*** Task inputs Section Begins ***

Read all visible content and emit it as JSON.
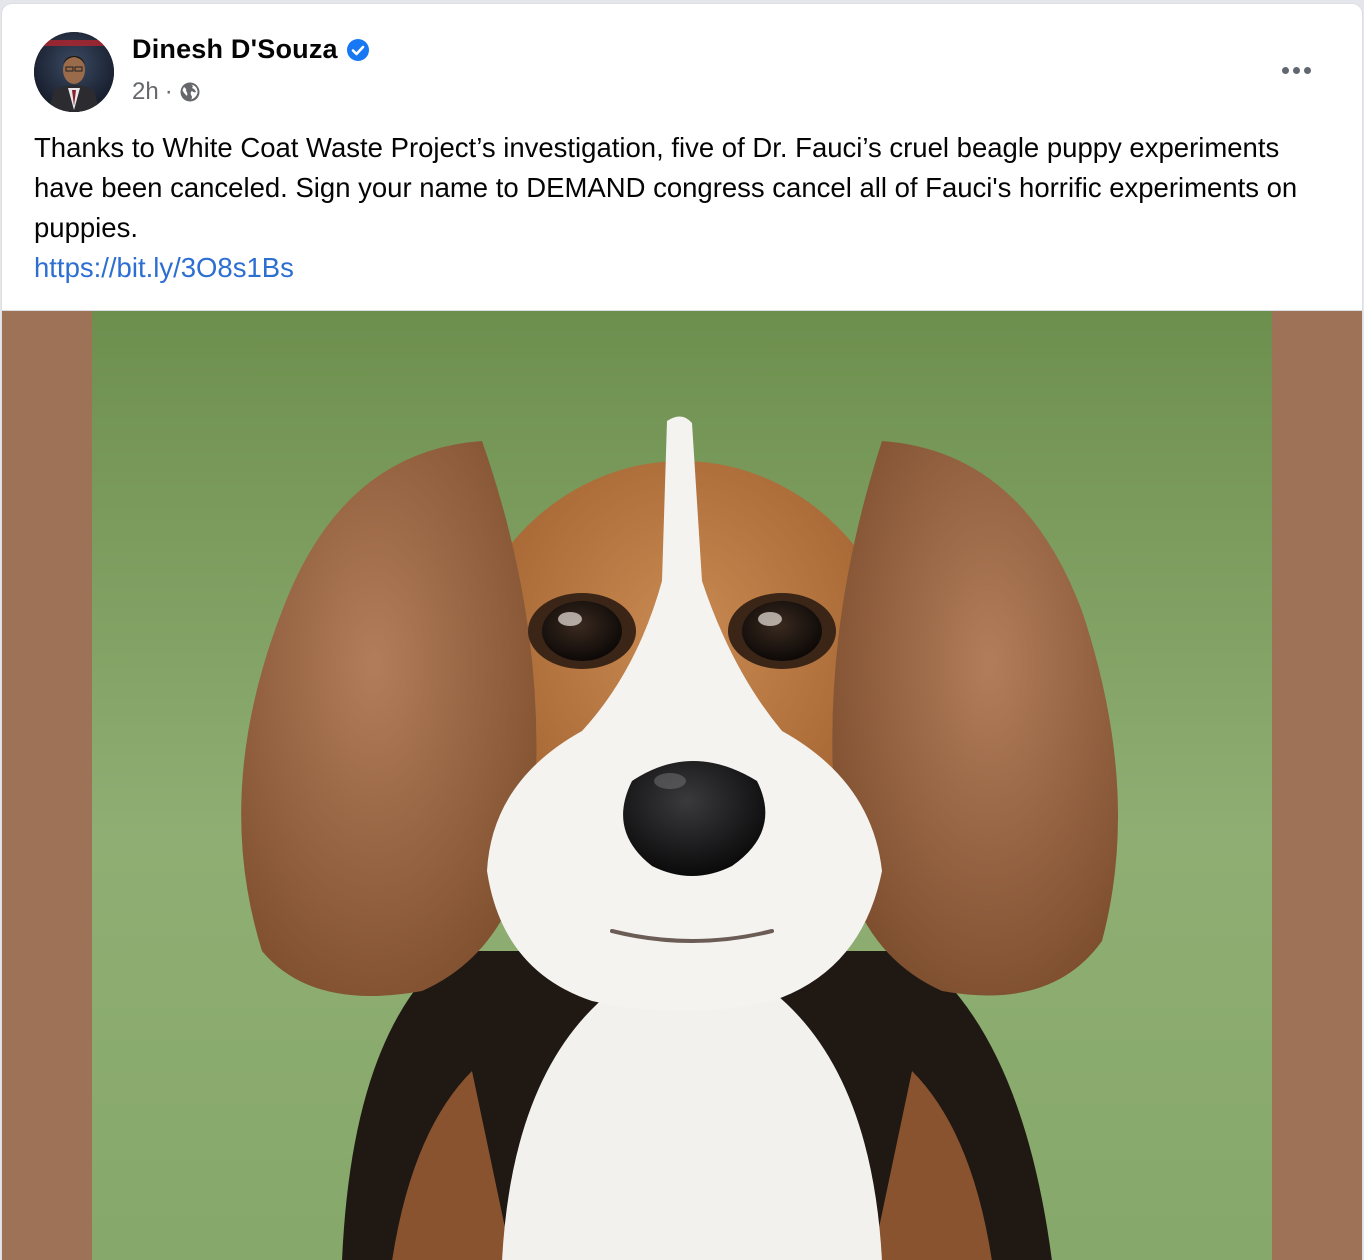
{
  "post": {
    "author": "Dinesh D'Souza",
    "verified_icon": "verified-badge-icon",
    "time": "2h",
    "separator": "·",
    "audience_icon": "globe-icon",
    "more_icon": "more-options-icon",
    "text": "Thanks to White Coat Waste Project’s investigation, five of Dr. Fauci’s cruel beagle puppy experiments have been canceled. Sign your name to DEMAND congress cancel all of Fauci's horrific experiments on puppies.",
    "link": "https://bit.ly/3O8s1Bs",
    "image_letterbox_color": "#9e7257",
    "link_color": "#2d6fd1",
    "verified_color": "#1877f2"
  }
}
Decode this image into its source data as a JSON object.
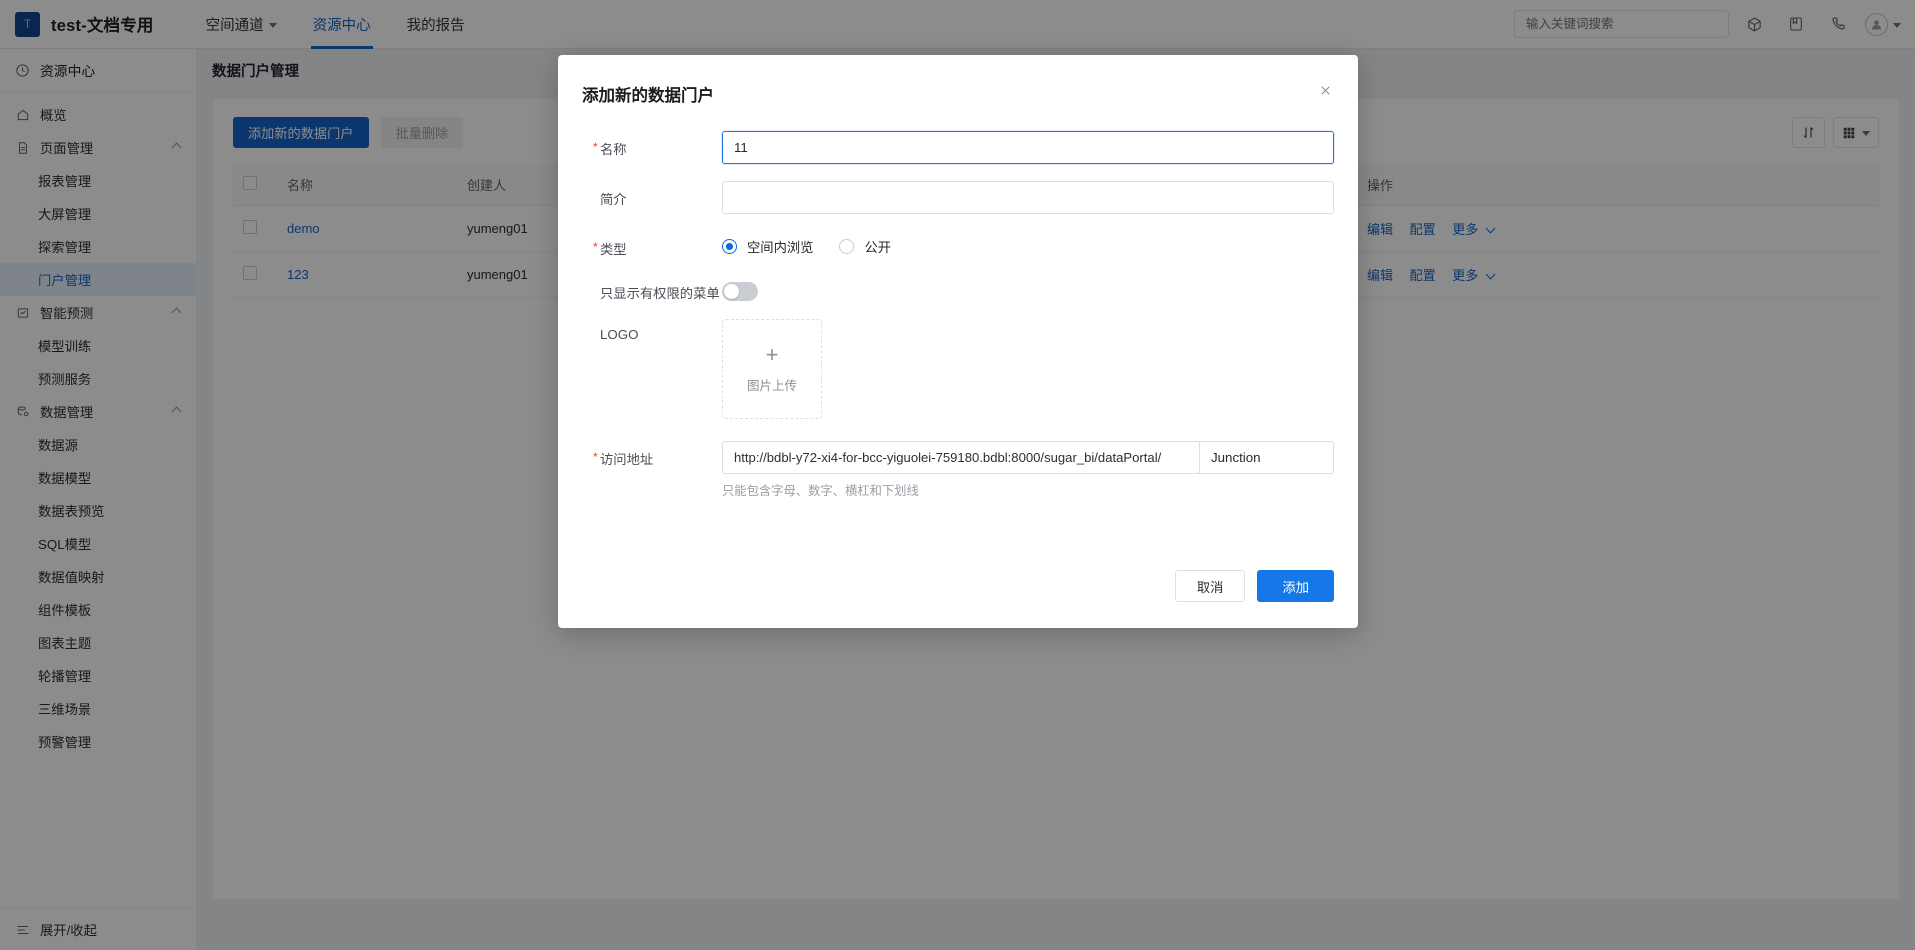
{
  "header": {
    "logo_letter": "T",
    "brand": "test-文档专用",
    "nav": [
      {
        "label": "空间通道",
        "has_caret": true,
        "active": false
      },
      {
        "label": "资源中心",
        "has_caret": false,
        "active": true
      },
      {
        "label": "我的报告",
        "has_caret": false,
        "active": false
      }
    ],
    "search_placeholder": "输入关键词搜索",
    "icons": [
      "cube-icon",
      "book-icon",
      "phone-icon",
      "avatar-icon",
      "chevron-down-icon"
    ]
  },
  "sidebar": {
    "title": "资源中心",
    "items": [
      {
        "label": "概览",
        "icon": "home-icon",
        "level": 0,
        "active": false,
        "expandable": false
      },
      {
        "label": "页面管理",
        "icon": "document-icon",
        "level": 0,
        "active": false,
        "expandable": true
      },
      {
        "label": "报表管理",
        "icon": "",
        "level": 1,
        "active": false,
        "expandable": false
      },
      {
        "label": "大屏管理",
        "icon": "",
        "level": 1,
        "active": false,
        "expandable": false
      },
      {
        "label": "探索管理",
        "icon": "",
        "level": 1,
        "active": false,
        "expandable": false
      },
      {
        "label": "门户管理",
        "icon": "",
        "level": 1,
        "active": true,
        "expandable": false
      },
      {
        "label": "智能预测",
        "icon": "chart-box-icon",
        "level": 0,
        "active": false,
        "expandable": true
      },
      {
        "label": "模型训练",
        "icon": "",
        "level": 1,
        "active": false,
        "expandable": false
      },
      {
        "label": "预测服务",
        "icon": "",
        "level": 1,
        "active": false,
        "expandable": false
      },
      {
        "label": "数据管理",
        "icon": "database-icon",
        "level": 0,
        "active": false,
        "expandable": true
      },
      {
        "label": "数据源",
        "icon": "",
        "level": 1,
        "active": false,
        "expandable": false
      },
      {
        "label": "数据模型",
        "icon": "",
        "level": 1,
        "active": false,
        "expandable": false
      },
      {
        "label": "数据表预览",
        "icon": "",
        "level": 1,
        "active": false,
        "expandable": false
      },
      {
        "label": "SQL模型",
        "icon": "",
        "level": 1,
        "active": false,
        "expandable": false
      },
      {
        "label": "数据值映射",
        "icon": "",
        "level": 1,
        "active": false,
        "expandable": false
      },
      {
        "label": "组件模板",
        "icon": "",
        "level": 1,
        "active": false,
        "expandable": false
      },
      {
        "label": "图表主题",
        "icon": "",
        "level": 1,
        "active": false,
        "expandable": false
      },
      {
        "label": "轮播管理",
        "icon": "",
        "level": 1,
        "active": false,
        "expandable": false
      },
      {
        "label": "三维场景",
        "icon": "",
        "level": 1,
        "active": false,
        "expandable": false
      },
      {
        "label": "预警管理",
        "icon": "",
        "level": 1,
        "active": false,
        "expandable": false
      }
    ],
    "collapse_label": "展开/收起"
  },
  "main": {
    "page_title": "数据门户管理",
    "toolbar": {
      "add_label": "添加新的数据门户",
      "batch_delete_label": "批量删除",
      "sort_icon": "sort-arrows-icon",
      "grid_icon": "grid-view-icon",
      "grid_caret": "chevron-down-icon"
    },
    "table": {
      "columns": [
        "名称",
        "创建人",
        "操作"
      ],
      "rows": [
        {
          "name": "demo",
          "creator": "yumeng01",
          "actions": [
            "编辑",
            "配置",
            "更多"
          ]
        },
        {
          "name": "123",
          "creator": "yumeng01",
          "actions": [
            "编辑",
            "配置",
            "更多"
          ]
        }
      ]
    }
  },
  "modal": {
    "title": "添加新的数据门户",
    "close_icon": "close-icon",
    "fields": {
      "name": {
        "label": "名称",
        "required": true,
        "value": "11",
        "placeholder": ""
      },
      "intro": {
        "label": "简介",
        "required": false,
        "value": "",
        "placeholder": ""
      },
      "type": {
        "label": "类型",
        "required": true,
        "options": [
          {
            "label": "空间内浏览",
            "selected": true
          },
          {
            "label": "公开",
            "selected": false
          }
        ]
      },
      "only_permitted_menu": {
        "label": "只显示有权限的菜单",
        "required": false,
        "on": false
      },
      "logo": {
        "label": "LOGO",
        "required": false,
        "upload_text": "图片上传",
        "plus_icon": "plus-icon"
      },
      "url": {
        "label": "访问地址",
        "required": true,
        "prefix": "http://bdbl-y72-xi4-for-bcc-yiguolei-759180.bdbl:8000/sugar_bi/dataPortal/",
        "suffix_value": "Junction",
        "hint": "只能包含字母、数字、横杠和下划线"
      }
    },
    "buttons": {
      "cancel": "取消",
      "confirm": "添加"
    }
  },
  "colors": {
    "accent": "#1677e8",
    "link": "#1964c0",
    "required": "#e8402a",
    "primary_button": "#1463c9"
  }
}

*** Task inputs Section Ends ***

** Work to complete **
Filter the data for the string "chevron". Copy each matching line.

** Output **
      "chevron-down-icon"
      "grid_caret": "chevron-down-icon"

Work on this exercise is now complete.